I quote these scriptures from three gospels to emphasize the veracity of the statements of Jesus. Paul reinforces the matter while writing to the Romans: "Or do you not know, brethren (for I speak to those who know the law), that the law has dominion over a man as long as he lives? For the woman who has a husband is bound by the law to her husband as long as he lives. But if the husband dies, she is released from the law of her husband. So then if, while her husband lives, she marries another man, she will be called an adulteress; but if her husband dies, she is free from that law, so that she is no adulteress, though she has married another man" (Romans 7:1-3).

God did not leave the area to be unclear. Very simply put, adultery (or an adulterous relationship) is a man or woman joining themselves to another person's husband or wife. All of the scriptures above speak about not just an act of adultery, but an adulterous relationship: a second "marriage" (leaving and cleaving) that takes place after one or both parties has been married previously and their first mate still lives.

I will not try to address all the widespread ways of reasoning that arise when looking at this matter, but just mention a few. One is based on Matthew 5:32 and Matthew 19:9 where Jesus says "except for sexual immorality." These scriptures are often used to justify a divorce (and usually remarriage) if one of the partners has been unfaithful. There are many opinions about what is meant by "except for sexual immorality," often called "the exception clause." I believe it is a reference to the Jewish marriage customs. Bible scholars tell us that the Gospel of Matthew was written to Jews, and in the Jewish custom, the bride and groom were considered man and wife from the beginning of the betrothal period. The commitment was binding, but there was a year of preparation before the marriage was consummated and the two came together to live as one. If unfaithfulness (sexual immorality) was discovered during betrothal, the man was free to divorce his wife without further consequences.
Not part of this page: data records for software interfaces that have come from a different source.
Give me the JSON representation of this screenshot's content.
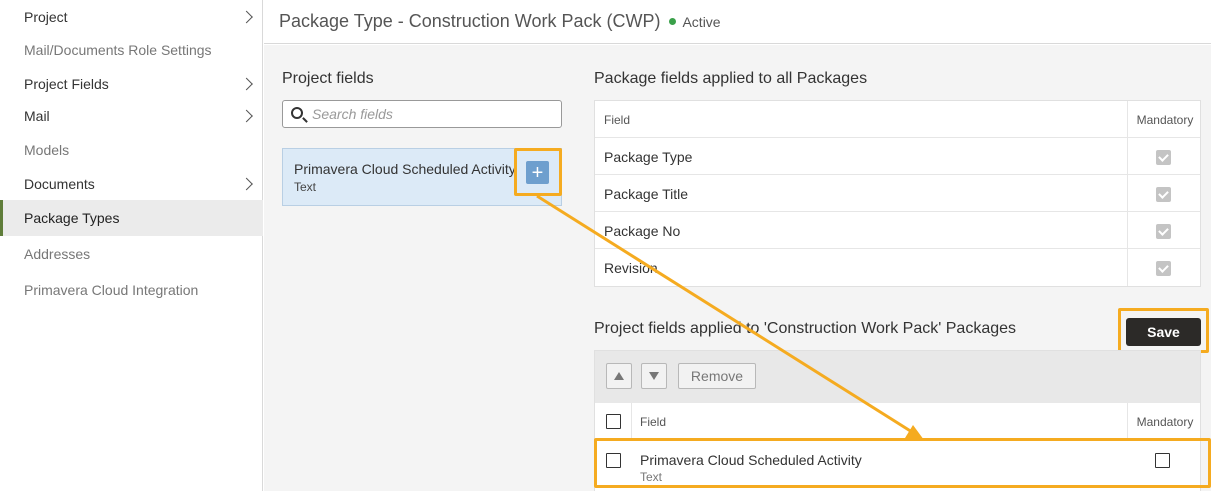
{
  "sidebar": {
    "items": [
      {
        "label": "Project",
        "chevron": true,
        "style": "dark"
      },
      {
        "label": "Mail/Documents Role Settings",
        "chevron": false,
        "style": "muted"
      },
      {
        "label": "Project Fields",
        "chevron": true,
        "style": "dark"
      },
      {
        "label": "Mail",
        "chevron": true,
        "style": "dark"
      },
      {
        "label": "Models",
        "chevron": false,
        "style": "muted"
      },
      {
        "label": "Documents",
        "chevron": true,
        "style": "dark"
      },
      {
        "label": "Package Types",
        "chevron": false,
        "style": "active"
      },
      {
        "label": "Addresses",
        "chevron": false,
        "style": "muted"
      },
      {
        "label": "Primavera Cloud Integration",
        "chevron": false,
        "style": "muted"
      }
    ]
  },
  "header": {
    "title": "Package Type - Construction Work Pack (CWP)",
    "status": "Active",
    "status_color": "#3aa04a"
  },
  "project_fields": {
    "title": "Project fields",
    "search_placeholder": "Search fields",
    "search_value": "",
    "items": [
      {
        "name": "Primavera Cloud Scheduled Activity",
        "type": "Text",
        "add_label": "+"
      }
    ]
  },
  "all_packages": {
    "title": "Package fields applied to all Packages",
    "col_field": "Field",
    "col_mandatory": "Mandatory",
    "rows": [
      {
        "field": "Package Type",
        "mandatory": true
      },
      {
        "field": "Package Title",
        "mandatory": true
      },
      {
        "field": "Package No",
        "mandatory": true
      },
      {
        "field": "Revision",
        "mandatory": true
      }
    ]
  },
  "cwp_packages": {
    "title": "Project fields applied to 'Construction Work Pack' Packages",
    "save_label": "Save",
    "remove_label": "Remove",
    "col_field": "Field",
    "col_mandatory": "Mandatory",
    "rows": [
      {
        "name": "Primavera Cloud Scheduled Activity",
        "type": "Text",
        "selected": false,
        "mandatory": false
      }
    ]
  },
  "colors": {
    "highlight": "#f5ab20",
    "save_bg": "#2c2a28",
    "add_button": "#6e9fce",
    "active_nav_border": "#5f7d3a"
  }
}
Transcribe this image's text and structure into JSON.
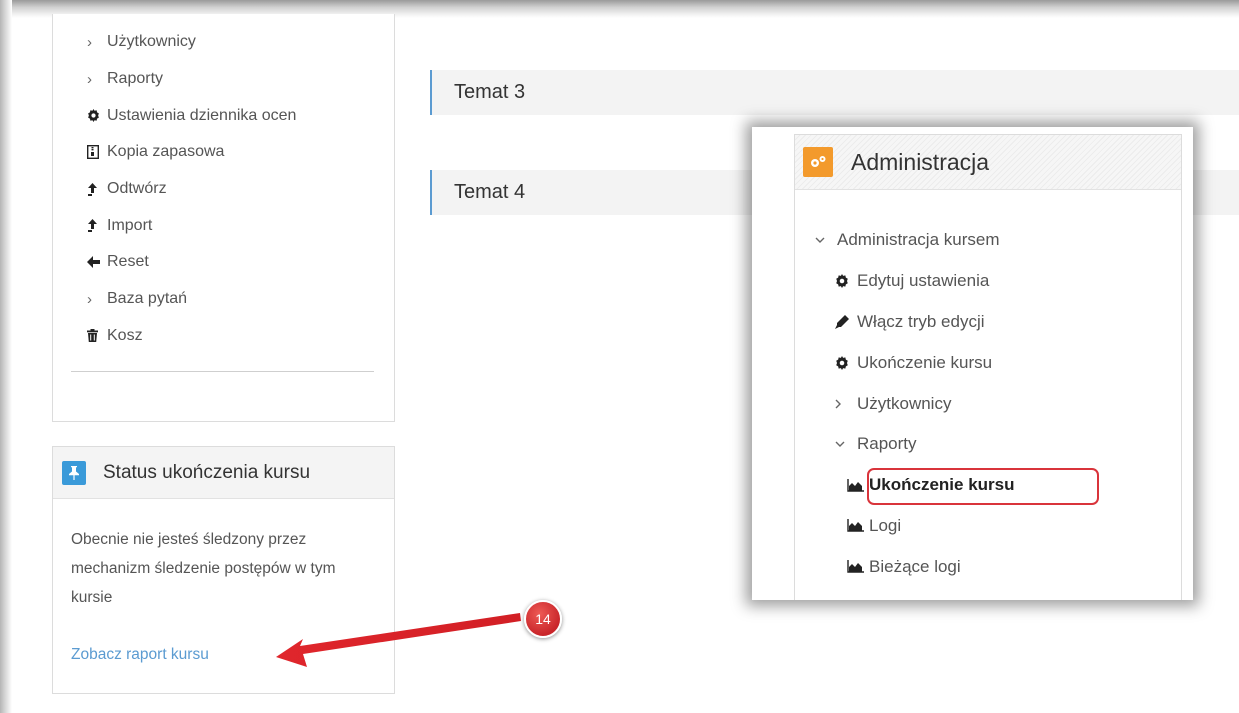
{
  "nav": {
    "items": [
      {
        "icon": "chevron-right-icon",
        "label": "Użytkownicy"
      },
      {
        "icon": "chevron-right-icon",
        "label": "Raporty"
      },
      {
        "icon": "cog-icon",
        "label": "Ustawienia dziennika ocen"
      },
      {
        "icon": "file-archive-icon",
        "label": "Kopia zapasowa"
      },
      {
        "icon": "upload-icon",
        "label": "Odtwórz"
      },
      {
        "icon": "upload-icon",
        "label": "Import"
      },
      {
        "icon": "arrow-left-icon",
        "label": "Reset"
      },
      {
        "icon": "chevron-right-icon",
        "label": "Baza pytań"
      },
      {
        "icon": "trash-icon",
        "label": "Kosz"
      }
    ]
  },
  "status_block": {
    "title": "Status ukończenia kursu",
    "text": "Obecnie nie jesteś śledzony przez mechanizm śledzenie postępów w tym kursie",
    "link": "Zobacz raport kursu",
    "icon_color": "#3a9ad9"
  },
  "topics": [
    "Temat 3",
    "Temat 4"
  ],
  "admin": {
    "title": "Administracja",
    "icon_color": "#f39a2c",
    "items": [
      {
        "level": 0,
        "icon": "chevron-down-icon",
        "label": "Administracja kursem"
      },
      {
        "level": 1,
        "icon": "cog-icon",
        "label": "Edytuj ustawienia"
      },
      {
        "level": 1,
        "icon": "pencil-icon",
        "label": "Włącz tryb edycji"
      },
      {
        "level": 1,
        "icon": "cog-icon",
        "label": "Ukończenie kursu"
      },
      {
        "level": 1,
        "icon": "chevron-right-icon",
        "label": "Użytkownicy"
      },
      {
        "level": 1,
        "icon": "chevron-down-icon",
        "label": "Raporty"
      },
      {
        "level": 2,
        "icon": "area-chart-icon",
        "label": "Ukończenie kursu",
        "active": true
      },
      {
        "level": 2,
        "icon": "area-chart-icon",
        "label": "Logi"
      },
      {
        "level": 2,
        "icon": "area-chart-icon",
        "label": "Bieżące logi"
      }
    ]
  },
  "annotation": {
    "number": "14",
    "color": "#d9343b"
  }
}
An example of this in scripture is Joseph and Mary (see Matthew 1:18-25). If a person does not accept the view that this exception applied only to the Jewish betrothal period, may I point out that while some may use this scripture to justify divorce on the basis of unfaithfulness, I do not believe there is any foundation for remarriage if we consider the scriptures as a whole.

Another common justification is the statement by Paul regarding all things becoming new in Christ. "Therefore, if anyone is in Christ, he is a new creation; old things have passed away; behold, all things have become new" (2 Corinthians 5:17). This is interpreted by some to mean that if a person is in an adulterous relationship (a second "marriage") when they come to the Lord, "all things are new" and the one they are with is their legitimate wife or husband from this point forward. If marriage were a Christian institution, perhaps this argument could have some validity. However, in the passages pertaining to marriage, there is no mention of faith before God being a factor. If a man and woman "leave and cleave," God considers them one whether they are Christians or not.

The Amplified Bible translation of this passage may help us: "Therefore if any person is [engrafted] in Christ (the Messiah) he is a new creation (a new creature altogether); the old [previous moral and spiritual condition] has passed away. Behold, the fresh and new has come!" (2 Corinthians 5:17, Amplified Bible) This brings out the truth that the "new creation" refers to the interior of a person, not his exterior circumstances, such as his marital situation.

Becoming a Christian is not an opportunity to get a new wife or husband, nor does a couple need to be married again because they were not Christians at their original ceremony. If a couple is in adultery when either or both turn to the Lord, the only way to be free from this sin is to repent and forsake the adulterous relationship. Yes, all things are new in the sense that I am now a new creation in Christ Jesus, but this does not make another person my wife or husband if they were not before.